PARIS — Prime Minister Benjamin Netanyahu on Sunday said Turkey’s president was a brutal dictator who supports Palestinian terrorist groups in their efforts to “kill innocent people,” as a war of words heated up between Israel and Turkey over US President Donald Trump’s recognition of Jerusalem.
“I am not used to receiving lectures about morality from a leader who bombs Kurdish villagers in his native Turkey, who jails journalists, who helps Iran get around international sanctions, and who helps terrorists, including in Gaza, kill innocent people,” said Netanyahu.
“That is not the man who is going to lecture us,” Netanyahu said at a press conference with French President Emmanuel Macron in Paris.
Israel has long pressed Turkey to end its support for Hamas and not allow Hamas members to live in Turkey.
Netanyahu’s comments came after Turkish President Recep Tayyip Erdogan vowed to use “all means to fight” against the US recognition of Jerusalem as the country’s capital.
“Palestine is an innocent victim… As for Israel, it is a terrorist state, yes, terrorist!” Erdogan said. “We will not abandon Jerusalem to the mercy of a state that kills children.”
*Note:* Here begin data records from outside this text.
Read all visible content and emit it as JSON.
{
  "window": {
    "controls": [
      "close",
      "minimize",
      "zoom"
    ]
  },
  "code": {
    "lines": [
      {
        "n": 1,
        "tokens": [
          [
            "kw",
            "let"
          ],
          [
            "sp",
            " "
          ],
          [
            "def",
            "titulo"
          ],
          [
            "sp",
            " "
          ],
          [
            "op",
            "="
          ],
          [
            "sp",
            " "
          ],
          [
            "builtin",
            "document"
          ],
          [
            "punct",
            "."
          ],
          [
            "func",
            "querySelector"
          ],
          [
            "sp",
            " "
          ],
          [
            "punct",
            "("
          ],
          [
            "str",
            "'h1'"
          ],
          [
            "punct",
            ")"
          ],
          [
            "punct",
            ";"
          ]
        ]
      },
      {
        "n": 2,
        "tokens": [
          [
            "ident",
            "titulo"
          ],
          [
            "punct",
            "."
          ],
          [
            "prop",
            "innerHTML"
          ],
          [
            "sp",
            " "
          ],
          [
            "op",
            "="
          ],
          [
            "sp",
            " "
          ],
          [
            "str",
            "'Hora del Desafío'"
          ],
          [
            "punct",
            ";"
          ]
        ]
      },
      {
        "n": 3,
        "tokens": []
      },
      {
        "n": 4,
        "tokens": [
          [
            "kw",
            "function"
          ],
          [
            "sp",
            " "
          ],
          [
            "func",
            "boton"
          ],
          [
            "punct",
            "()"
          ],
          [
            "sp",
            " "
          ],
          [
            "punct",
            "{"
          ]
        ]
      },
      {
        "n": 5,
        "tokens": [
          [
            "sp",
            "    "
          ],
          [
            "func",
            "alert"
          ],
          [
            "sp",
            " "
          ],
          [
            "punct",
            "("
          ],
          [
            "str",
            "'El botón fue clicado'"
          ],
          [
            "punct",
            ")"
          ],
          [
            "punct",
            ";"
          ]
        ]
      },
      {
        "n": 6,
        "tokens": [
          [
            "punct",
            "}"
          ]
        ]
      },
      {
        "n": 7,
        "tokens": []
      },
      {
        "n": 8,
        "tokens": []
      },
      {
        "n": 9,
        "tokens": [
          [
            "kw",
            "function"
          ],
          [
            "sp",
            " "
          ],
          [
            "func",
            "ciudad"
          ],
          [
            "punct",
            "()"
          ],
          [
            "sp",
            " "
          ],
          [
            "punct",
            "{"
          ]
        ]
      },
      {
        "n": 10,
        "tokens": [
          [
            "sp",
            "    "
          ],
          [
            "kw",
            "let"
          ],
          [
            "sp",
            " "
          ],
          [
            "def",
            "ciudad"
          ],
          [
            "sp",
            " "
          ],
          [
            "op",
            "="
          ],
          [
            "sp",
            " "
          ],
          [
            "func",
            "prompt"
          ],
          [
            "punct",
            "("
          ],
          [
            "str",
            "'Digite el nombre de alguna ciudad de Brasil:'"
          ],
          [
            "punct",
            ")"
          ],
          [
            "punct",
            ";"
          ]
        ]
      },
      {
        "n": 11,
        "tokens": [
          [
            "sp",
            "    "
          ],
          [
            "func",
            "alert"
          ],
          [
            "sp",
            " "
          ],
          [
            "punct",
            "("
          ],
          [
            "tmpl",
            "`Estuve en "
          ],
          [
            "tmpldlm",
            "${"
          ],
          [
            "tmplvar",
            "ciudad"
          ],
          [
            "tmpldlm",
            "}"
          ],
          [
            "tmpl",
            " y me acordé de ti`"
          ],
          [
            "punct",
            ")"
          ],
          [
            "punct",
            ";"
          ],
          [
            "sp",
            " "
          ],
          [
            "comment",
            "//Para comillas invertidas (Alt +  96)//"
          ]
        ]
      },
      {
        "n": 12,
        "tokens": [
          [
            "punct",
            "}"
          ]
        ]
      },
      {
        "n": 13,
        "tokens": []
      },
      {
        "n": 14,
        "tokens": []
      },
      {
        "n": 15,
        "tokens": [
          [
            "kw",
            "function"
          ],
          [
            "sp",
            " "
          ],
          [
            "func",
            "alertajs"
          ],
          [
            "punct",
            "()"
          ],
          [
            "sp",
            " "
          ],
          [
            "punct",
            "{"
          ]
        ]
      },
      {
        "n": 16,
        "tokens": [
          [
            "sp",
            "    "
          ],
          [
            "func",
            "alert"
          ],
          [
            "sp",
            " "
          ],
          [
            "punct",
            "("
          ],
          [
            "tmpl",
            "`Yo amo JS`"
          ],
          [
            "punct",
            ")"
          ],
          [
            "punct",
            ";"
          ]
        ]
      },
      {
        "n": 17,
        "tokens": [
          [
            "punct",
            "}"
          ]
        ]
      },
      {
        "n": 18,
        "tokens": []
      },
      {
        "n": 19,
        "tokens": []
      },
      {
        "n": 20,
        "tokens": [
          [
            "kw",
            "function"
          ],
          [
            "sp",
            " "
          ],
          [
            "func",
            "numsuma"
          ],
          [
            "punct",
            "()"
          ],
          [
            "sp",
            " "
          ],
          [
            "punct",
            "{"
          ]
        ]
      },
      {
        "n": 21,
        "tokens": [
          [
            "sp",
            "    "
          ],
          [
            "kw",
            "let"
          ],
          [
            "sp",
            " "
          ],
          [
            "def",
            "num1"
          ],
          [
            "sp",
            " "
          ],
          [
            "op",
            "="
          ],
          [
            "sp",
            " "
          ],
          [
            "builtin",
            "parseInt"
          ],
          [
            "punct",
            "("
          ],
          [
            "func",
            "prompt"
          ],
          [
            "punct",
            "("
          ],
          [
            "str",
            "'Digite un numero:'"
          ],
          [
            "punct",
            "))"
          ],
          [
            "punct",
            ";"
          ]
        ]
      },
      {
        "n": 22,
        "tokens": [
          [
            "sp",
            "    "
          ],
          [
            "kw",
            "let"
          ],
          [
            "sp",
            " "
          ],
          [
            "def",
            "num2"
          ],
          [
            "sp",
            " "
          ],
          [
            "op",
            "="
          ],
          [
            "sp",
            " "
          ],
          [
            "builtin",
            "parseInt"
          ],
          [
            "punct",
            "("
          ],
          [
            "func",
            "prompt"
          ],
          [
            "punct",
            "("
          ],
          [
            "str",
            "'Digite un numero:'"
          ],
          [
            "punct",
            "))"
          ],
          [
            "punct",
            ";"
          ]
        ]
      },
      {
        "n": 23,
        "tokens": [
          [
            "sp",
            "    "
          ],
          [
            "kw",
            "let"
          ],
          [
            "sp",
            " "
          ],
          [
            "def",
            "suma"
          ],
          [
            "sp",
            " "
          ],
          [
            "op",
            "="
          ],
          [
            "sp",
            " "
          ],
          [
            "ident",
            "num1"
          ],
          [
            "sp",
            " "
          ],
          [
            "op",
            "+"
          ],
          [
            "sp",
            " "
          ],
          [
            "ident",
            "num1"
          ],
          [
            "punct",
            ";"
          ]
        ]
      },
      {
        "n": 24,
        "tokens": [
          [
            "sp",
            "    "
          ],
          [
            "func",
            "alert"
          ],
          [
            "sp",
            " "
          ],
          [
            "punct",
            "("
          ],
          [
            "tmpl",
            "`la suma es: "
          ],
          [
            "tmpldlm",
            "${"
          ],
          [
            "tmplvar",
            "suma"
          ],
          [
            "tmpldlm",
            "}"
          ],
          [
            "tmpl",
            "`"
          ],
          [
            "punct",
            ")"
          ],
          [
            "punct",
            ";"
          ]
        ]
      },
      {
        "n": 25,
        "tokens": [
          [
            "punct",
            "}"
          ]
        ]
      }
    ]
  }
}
The Turkish leader has employed sharp rhetoric against Israel almost daily in the wake of Trump officially recognizing Jerusalem as the capital of Israel.
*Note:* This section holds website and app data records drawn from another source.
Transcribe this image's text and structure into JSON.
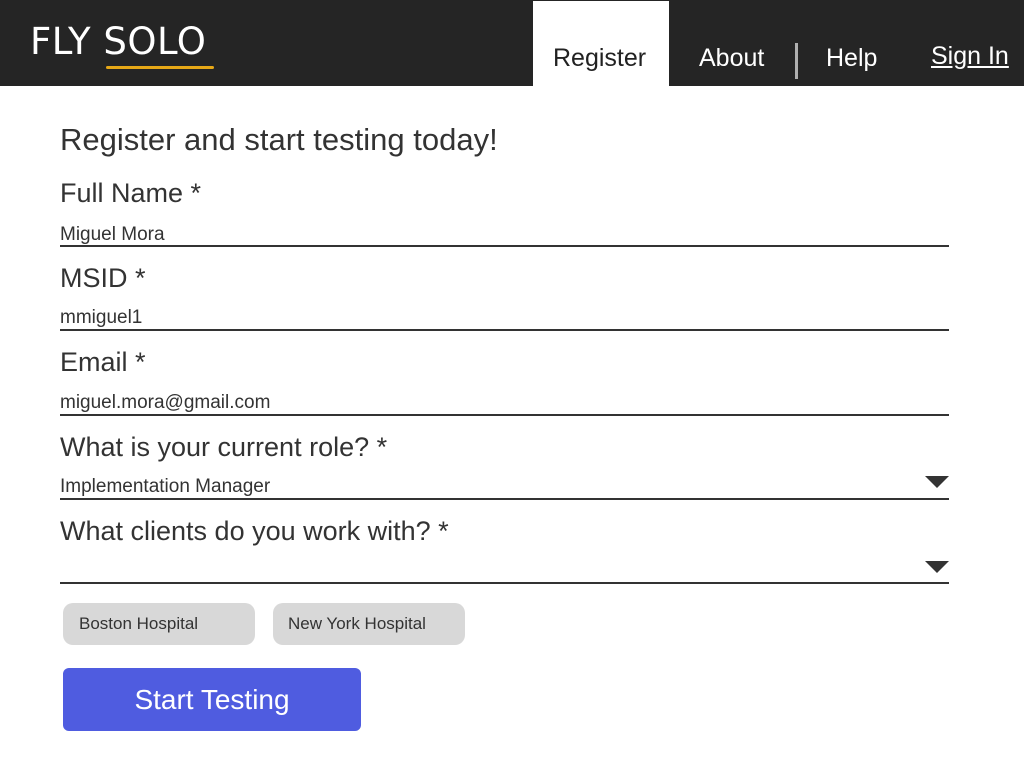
{
  "header": {
    "logo_text": "FLY SOLO",
    "nav": {
      "register": "Register",
      "about": "About",
      "help": "Help",
      "sign_in": "Sign In"
    }
  },
  "form": {
    "title": "Register and start testing today!",
    "full_name": {
      "label": "Full Name *",
      "value": "Miguel Mora"
    },
    "msid": {
      "label": "MSID *",
      "value": "mmiguel1"
    },
    "email": {
      "label": "Email *",
      "value": "miguel.mora@gmail.com"
    },
    "role": {
      "label": "What is your current role? *",
      "value": "Implementation Manager"
    },
    "clients": {
      "label": "What clients do you work with? *",
      "value": "",
      "selected": [
        "Boston Hospital",
        "New York Hospital"
      ]
    },
    "submit_label": "Start Testing"
  },
  "colors": {
    "header_bg": "#252525",
    "logo_accent": "#e7a817",
    "button_bg": "#4f5ce0",
    "chip_bg": "#d8d8d8"
  }
}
On Saturday, Erdogan described Israel as a “state of occupation” that used “terror” against the Palestinians.
Yesh Atid leader Yair Lapid also spoke out against Erdogan, invoking the Armenian genocide to denounce the Turkish president.
“Those who deny the murder of children in the Armenian genocide should not preach morality at us,” Lapid tweeted on Sunday.
Israel — along with other countries, including the United States and Germany — has refrained from formally recognizing the Armenian genocide over fears of angering Turkey. Lapid has publicly called on Israel to recognize the targeted mass killings of Armenians as genocide.
Israel and Turkey only last year restored diplomatic relations after years of frozen diplomatic ties in the wake of the so-called flotilla incident. In May 2010, Israeli troops raided the Gaza-bound Mavi Marmara ship, which was trying to break the Israeli security blockade on the Hamas-run Strip, and killed nine Turkish nationals aboard who attacked them violently. Israel has apologized and pledged to pay reparations to the families of the deceased.
In a White House speech last week, Trump defied worldwide warnings and insisted that after repeated failures to achieve peace a new approach was long overdue, describing his decision to recognize Jerusalem as the seat of Israel’s government as merely based on reality.
Trump stressed that he was not specifying the boundaries of Israeli sovereignty in the city, and called for no change in the status quo at the city’s holy sites.
The move was hailed by Netanyahu and by leaders across much of the Israeli political spectrum.
The change in longstanding US policy has sparked demonstrations across the Muslim world and led to days of unrest in the West Bank and Gaza.
Agencies contributed to this report.